A renowned scholar of Japanese literature, Van Gessel is the primary English translator for the work of Japanese author Shusaku Endo, having translated seven Endo novels so far, with his eighth on the way. Gessel served as a literary consultant on Martin Scorsese’s recent adaptation of “Silence.” Gessel’s interest in Endo’s work goes back to his own first encounter with “Silence” in the early 1970s. “From 1970 to 1972, I was a Mormon missionary in Japan,” Gessel said. “And when I came back, I thought, ‘You know, I should really take a look at some Japanese literature,’ and one of the first things I picked up was the English translation of ‘Silence,’ which had been published just before I went on my mission. ... Picked it up, and found in those pages a Western Christian missionary who’s going to Japan and struggling to convey his message, and I thought, ‘Whoa, this is me.’ And so I felt this great affinity.” “Silence” tells a story of 17th-century Catholic missionaries in Japan, and dramatizes their choice to agree or not to step on images of Christ — a choice between physical torture or apostasy. Endo’s perspective as a Japanese Christian is evident throughout his literary work, which often touches on the complex relationship between Christianity and Japanese culture. “Here I find a writer who is Christian, who is writing about these same kind of themes that I had struggled with, with very limited understanding, during my two years there,” Gessel said. “And so that’s when I first became interested in his writing, and wanted to actually continue to study the language and begin reading the literature in the original Japanese, so I could understand what he was saying.” The full conversation is presented below as a bonus episode of the "What Say Ye?" podcast.

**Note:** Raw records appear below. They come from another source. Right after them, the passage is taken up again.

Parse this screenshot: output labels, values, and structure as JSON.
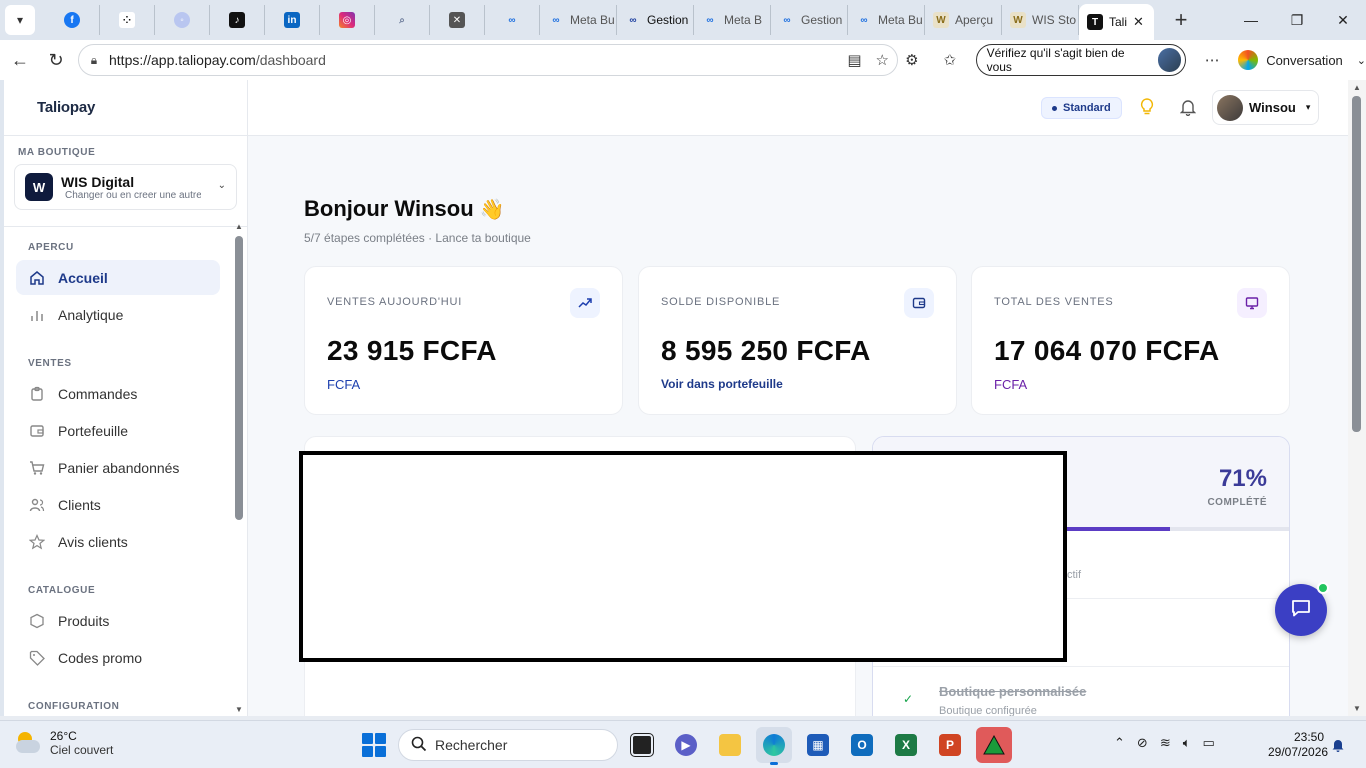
{
  "browser": {
    "tabs": [
      {
        "icon": "facebook-icon",
        "label": ""
      },
      {
        "icon": "threads-dots-icon",
        "label": ""
      },
      {
        "icon": "messenger-icon",
        "label": ""
      },
      {
        "icon": "tiktok-icon",
        "label": ""
      },
      {
        "icon": "linkedin-icon",
        "label": ""
      },
      {
        "icon": "instagram-icon",
        "label": ""
      },
      {
        "icon": "search-icon",
        "label": ""
      },
      {
        "icon": "x-icon",
        "label": ""
      },
      {
        "icon": "meta-icon",
        "label": ""
      },
      {
        "icon": "meta-icon",
        "label": "Meta Bu"
      },
      {
        "icon": "meta-icon",
        "label": "Gestion"
      },
      {
        "icon": "meta-icon",
        "label": "Meta B"
      },
      {
        "icon": "meta-icon",
        "label": "Gestion"
      },
      {
        "icon": "meta-icon",
        "label": "Meta Bu"
      },
      {
        "icon": "wis-icon",
        "label": "Aperçu"
      },
      {
        "icon": "wis-icon",
        "label": "WIS Sto"
      }
    ],
    "active_tab": {
      "label": "Tali"
    },
    "url_host": "https://app.taliopay.com",
    "url_path": "/dashboard",
    "verify_label": "Vérifiez qu'il s'agit bien de vous",
    "copilot_label": "Conversation"
  },
  "sidebar": {
    "logo": "Taliopay",
    "shop_section": "MA BOUTIQUE",
    "shop_name": "WIS Digital",
    "shop_initial": "W",
    "shop_sub": "Changer ou en creer une autre",
    "sections": {
      "apercu": "APERCU",
      "ventes": "VENTES",
      "catalogue": "CATALOGUE",
      "configuration": "CONFIGURATION"
    },
    "items": {
      "accueil": "Accueil",
      "analytique": "Analytique",
      "commandes": "Commandes",
      "portefeuille": "Portefeuille",
      "panier": "Panier abandonnés",
      "clients": "Clients",
      "avis": "Avis clients",
      "produits": "Produits",
      "codes": "Codes promo"
    }
  },
  "topbar": {
    "plan": "Standard",
    "user_name": "Winsou"
  },
  "main": {
    "greeting": "Bonjour Winsou",
    "wave": "👋",
    "steps_progress": "5/7 étapes complétées",
    "steps_hint": "Lance ta boutique",
    "stats": [
      {
        "label": "VENTES AUJOURD'HUI",
        "value": "23 915 FCFA",
        "sub": "FCFA",
        "icon": "trending-up-icon",
        "accent": "#1e40af",
        "icon_bg": "#eef3ff"
      },
      {
        "label": "SOLDE DISPONIBLE",
        "value": "8 595 250 FCFA",
        "sub": "Voir dans portefeuille",
        "icon": "wallet-icon",
        "accent": "#1e3a8a",
        "icon_bg": "#eef3ff"
      },
      {
        "label": "TOTAL DES VENTES",
        "value": "17 064 070 FCFA",
        "sub": "FCFA",
        "icon": "monitor-icon",
        "accent": "#6b21a8",
        "icon_bg": "#f5efff"
      }
    ],
    "onboarding": {
      "percent": "71%",
      "percent_value": 0.71,
      "percent_label": "COMPLÉTÉ",
      "partial_desc": "ctif",
      "step_title": "Boutique personnalisée",
      "step_desc": "Boutique configurée"
    }
  },
  "taskbar": {
    "temp": "26°C",
    "weather": "Ciel couvert",
    "search": "Rechercher",
    "time": "23:50",
    "date": "29/07/2026"
  },
  "colors": {
    "brand": "#1e3a8a",
    "chat_fab": "#3b3fc4",
    "progress_fill": "#5b3cc4"
  }
}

Rank #9: 018: Cannibalism, lonely nuns and Jon Hamm holograms at Sundance 2017
We jam-packed our brains with all things Sundance this past week, and now it must spew forth in podcast form. These are the rules. On the newest episode of “What Say Ye?” we recap our experiences at the 2017 Sundance Film Festival, still in full swing in Park City. This episode includes, but is not limited to: audio of Jordan Peele questioning Derrick’s legitimacy and Jon Hamm uttering the words “bleep blorp.” From arthouse cannibal flicks to heartwarming kidnap comedies, our days at Sundance proved to be full of surprises, both cinematic and otherwise. Oh, yeah, and the weather was insane. Easily the snowiest Sundance in years, crowds were met with all the peril that a Utah winter has to offer. This was a true Sundance initiation if ever there was one.
Rank #10: 017: Mindy Gledhill discusses career changes

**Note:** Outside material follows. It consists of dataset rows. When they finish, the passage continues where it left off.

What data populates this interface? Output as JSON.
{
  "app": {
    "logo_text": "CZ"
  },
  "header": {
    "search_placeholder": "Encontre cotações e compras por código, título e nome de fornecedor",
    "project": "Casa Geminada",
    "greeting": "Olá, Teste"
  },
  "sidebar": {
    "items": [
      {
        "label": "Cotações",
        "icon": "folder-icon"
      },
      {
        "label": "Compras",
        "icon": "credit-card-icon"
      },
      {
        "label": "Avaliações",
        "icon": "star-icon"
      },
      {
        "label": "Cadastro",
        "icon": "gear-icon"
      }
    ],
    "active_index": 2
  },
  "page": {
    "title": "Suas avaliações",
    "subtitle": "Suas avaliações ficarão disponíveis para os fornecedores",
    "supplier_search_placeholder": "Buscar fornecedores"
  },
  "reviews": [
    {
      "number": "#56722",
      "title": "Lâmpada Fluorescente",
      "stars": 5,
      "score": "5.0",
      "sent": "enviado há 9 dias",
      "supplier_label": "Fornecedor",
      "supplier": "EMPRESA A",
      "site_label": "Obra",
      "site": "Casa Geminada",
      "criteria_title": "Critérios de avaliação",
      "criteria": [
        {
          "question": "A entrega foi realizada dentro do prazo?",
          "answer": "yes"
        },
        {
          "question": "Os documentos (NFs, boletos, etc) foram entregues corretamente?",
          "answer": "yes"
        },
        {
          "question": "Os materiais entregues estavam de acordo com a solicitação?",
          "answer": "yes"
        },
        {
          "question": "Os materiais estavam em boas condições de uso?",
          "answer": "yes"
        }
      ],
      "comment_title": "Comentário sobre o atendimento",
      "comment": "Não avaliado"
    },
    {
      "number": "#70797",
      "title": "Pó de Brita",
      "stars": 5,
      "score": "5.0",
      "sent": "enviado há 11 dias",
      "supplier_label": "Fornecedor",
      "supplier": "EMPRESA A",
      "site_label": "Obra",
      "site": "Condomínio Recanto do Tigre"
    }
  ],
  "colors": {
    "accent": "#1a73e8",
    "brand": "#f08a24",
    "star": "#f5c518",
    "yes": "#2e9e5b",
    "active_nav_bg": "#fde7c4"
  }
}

Mindy Gledhill is a master of dabbling. (No, not dabbing — that we know of.) The Provo musician's recording career has taken a number of turns since the early 2000s, when she started as a faith-based singer-songwriter. Transitioning from Christian to contemporary music, and pursuing collaborations with musicians from all types of genres, has served her well. On the newest "What Say Ye?" episode we sat down with Gledhill in her Provo studio to discuss her myriad artistic and professional forays. How does Gledhill stay productive with all the ideas she wants to pursue? "I always think my failed ideas ... the money and time that goes into them are tuition for an education," she said. "They never really go to waste, because you learn a lot."